=== Begin Enclosure ===

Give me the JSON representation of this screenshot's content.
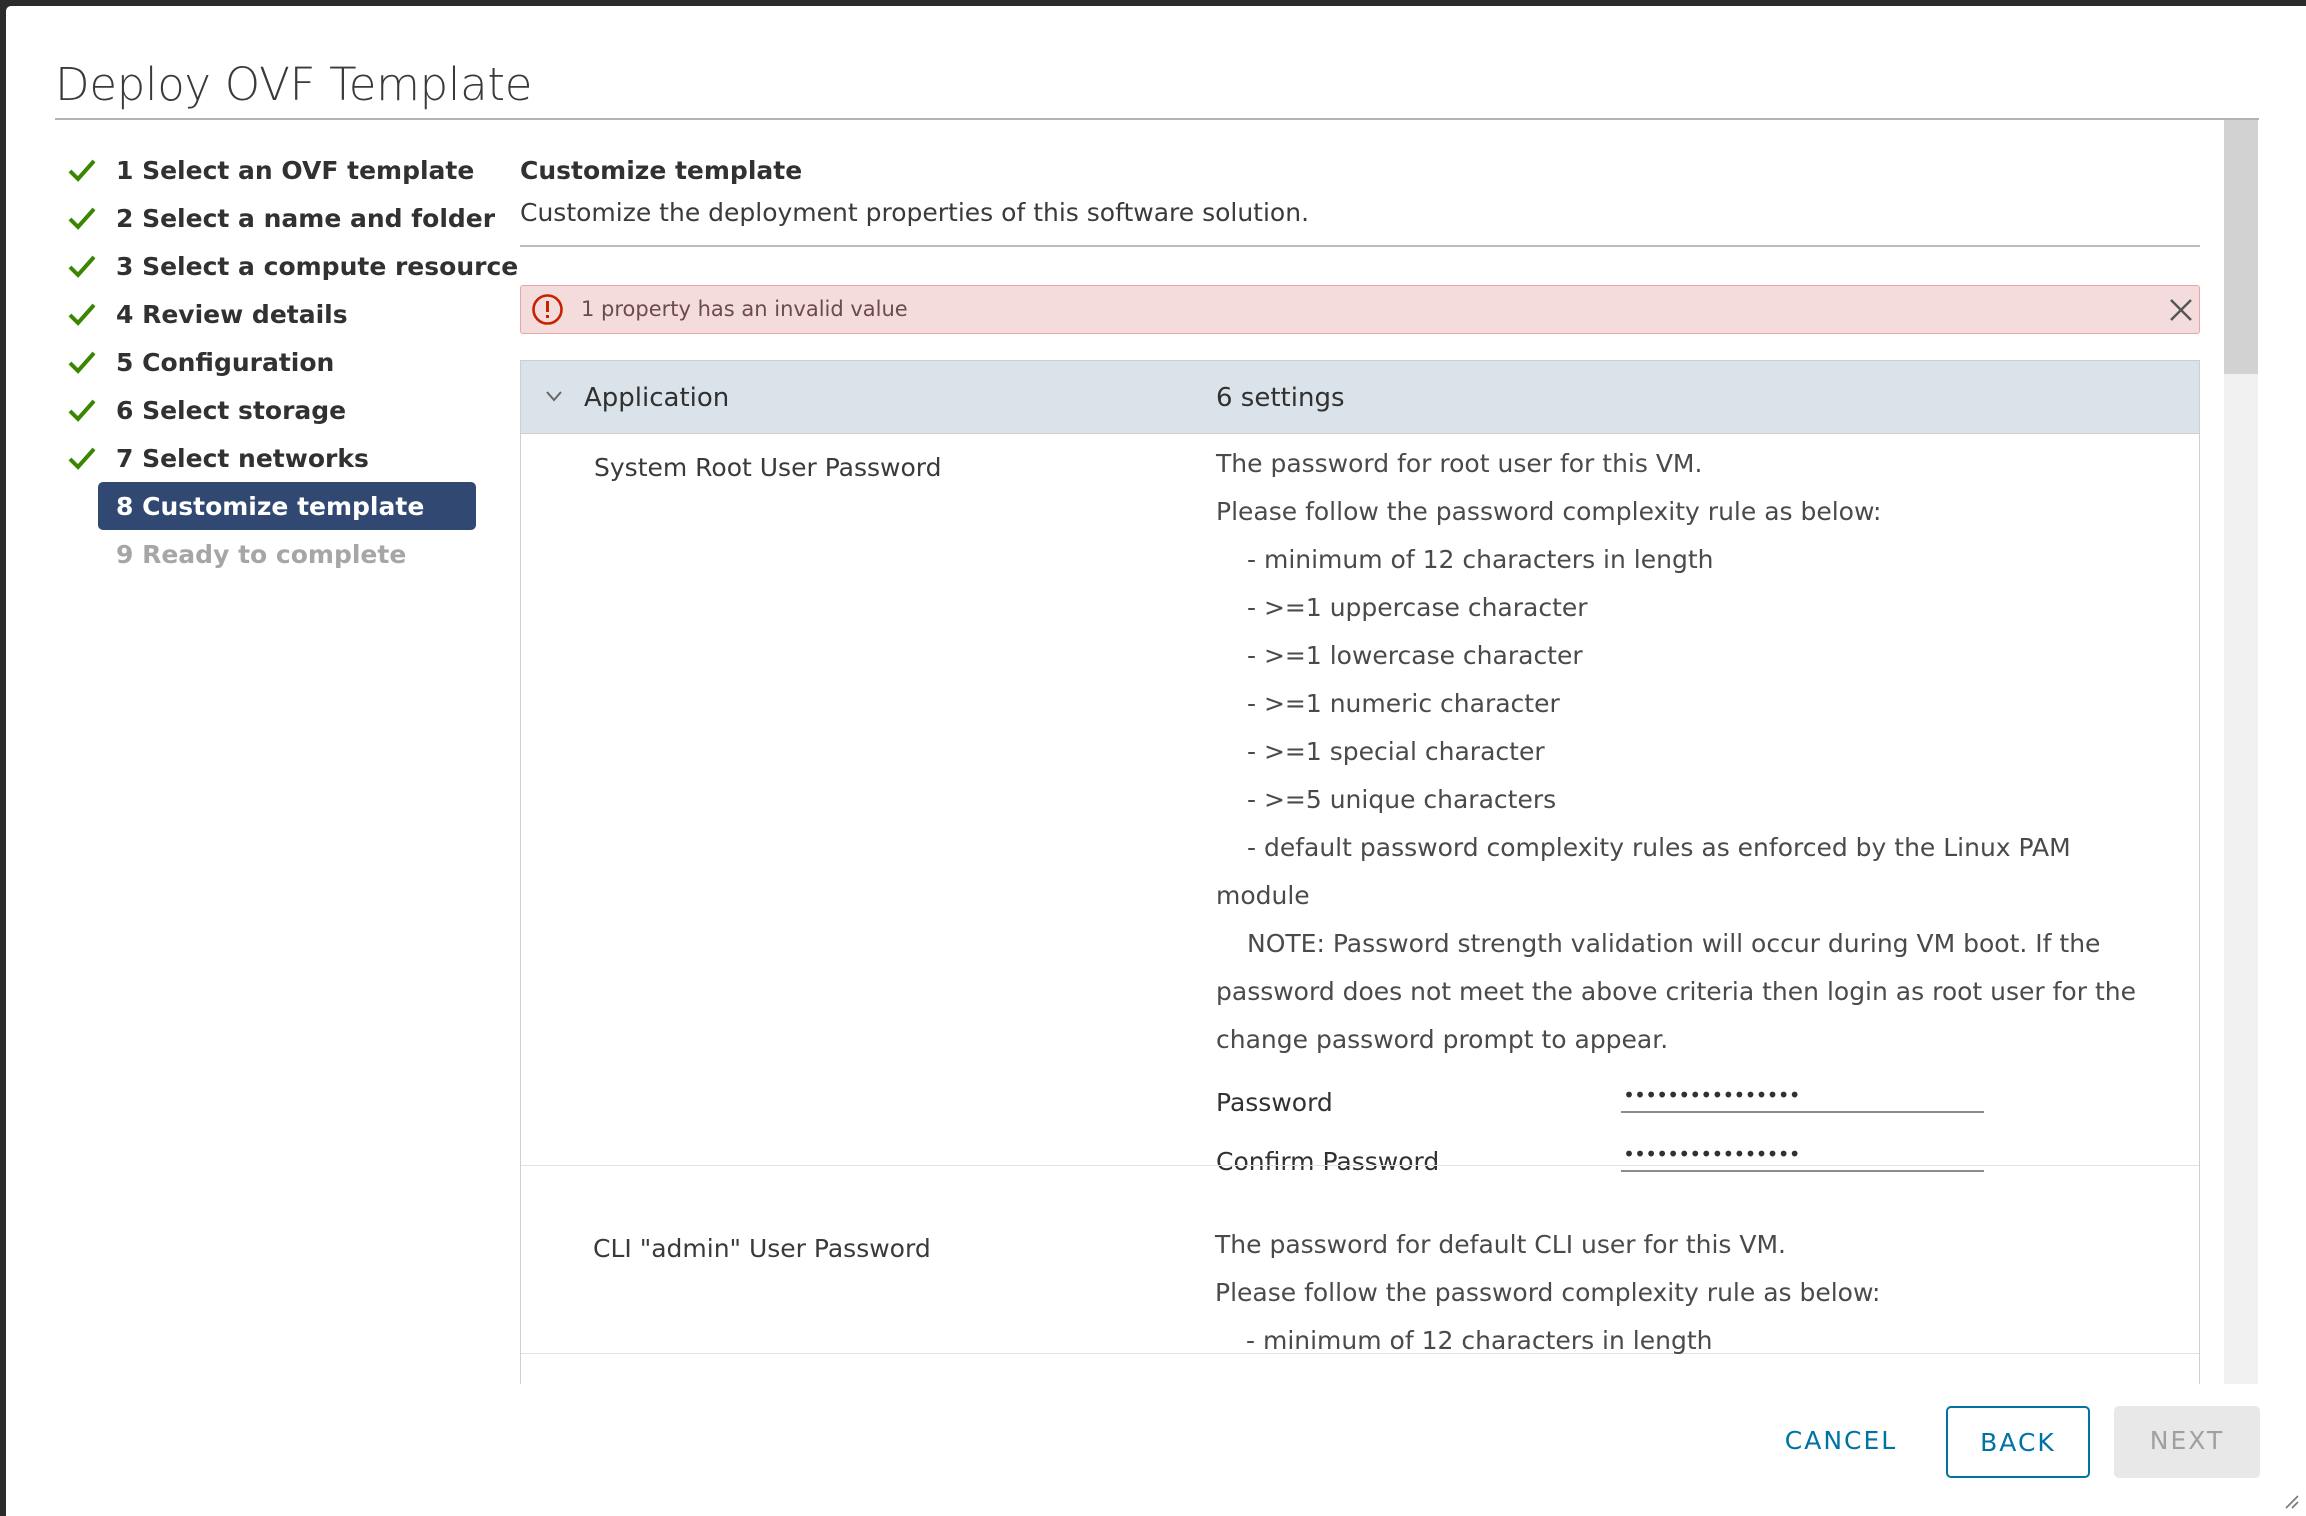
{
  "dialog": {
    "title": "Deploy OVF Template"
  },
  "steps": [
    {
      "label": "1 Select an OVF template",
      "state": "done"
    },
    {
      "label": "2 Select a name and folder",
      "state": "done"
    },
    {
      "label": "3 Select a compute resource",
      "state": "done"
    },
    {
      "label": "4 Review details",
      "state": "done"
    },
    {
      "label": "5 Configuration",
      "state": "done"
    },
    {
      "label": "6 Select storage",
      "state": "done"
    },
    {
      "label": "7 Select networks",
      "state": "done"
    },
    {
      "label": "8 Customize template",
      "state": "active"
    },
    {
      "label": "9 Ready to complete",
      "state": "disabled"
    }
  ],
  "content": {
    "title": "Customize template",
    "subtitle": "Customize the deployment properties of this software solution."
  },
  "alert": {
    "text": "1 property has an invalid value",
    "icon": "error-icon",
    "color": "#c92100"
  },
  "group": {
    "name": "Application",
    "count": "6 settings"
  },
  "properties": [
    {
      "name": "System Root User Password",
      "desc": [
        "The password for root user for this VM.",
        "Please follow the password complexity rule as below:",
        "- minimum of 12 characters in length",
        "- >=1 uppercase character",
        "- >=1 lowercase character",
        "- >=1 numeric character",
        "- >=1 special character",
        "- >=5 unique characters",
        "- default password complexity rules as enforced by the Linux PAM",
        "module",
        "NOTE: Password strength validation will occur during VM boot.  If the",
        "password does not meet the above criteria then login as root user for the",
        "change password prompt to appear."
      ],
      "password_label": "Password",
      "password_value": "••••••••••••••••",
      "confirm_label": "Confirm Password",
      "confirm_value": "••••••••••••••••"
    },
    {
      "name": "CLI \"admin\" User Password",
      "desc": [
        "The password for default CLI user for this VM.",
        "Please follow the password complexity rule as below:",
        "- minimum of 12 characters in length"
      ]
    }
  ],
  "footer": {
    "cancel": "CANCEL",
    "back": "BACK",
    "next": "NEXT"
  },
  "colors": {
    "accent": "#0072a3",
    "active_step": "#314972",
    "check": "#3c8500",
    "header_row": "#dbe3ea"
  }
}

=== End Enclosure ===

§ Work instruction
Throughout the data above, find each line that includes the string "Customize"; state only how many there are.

§ Response below
3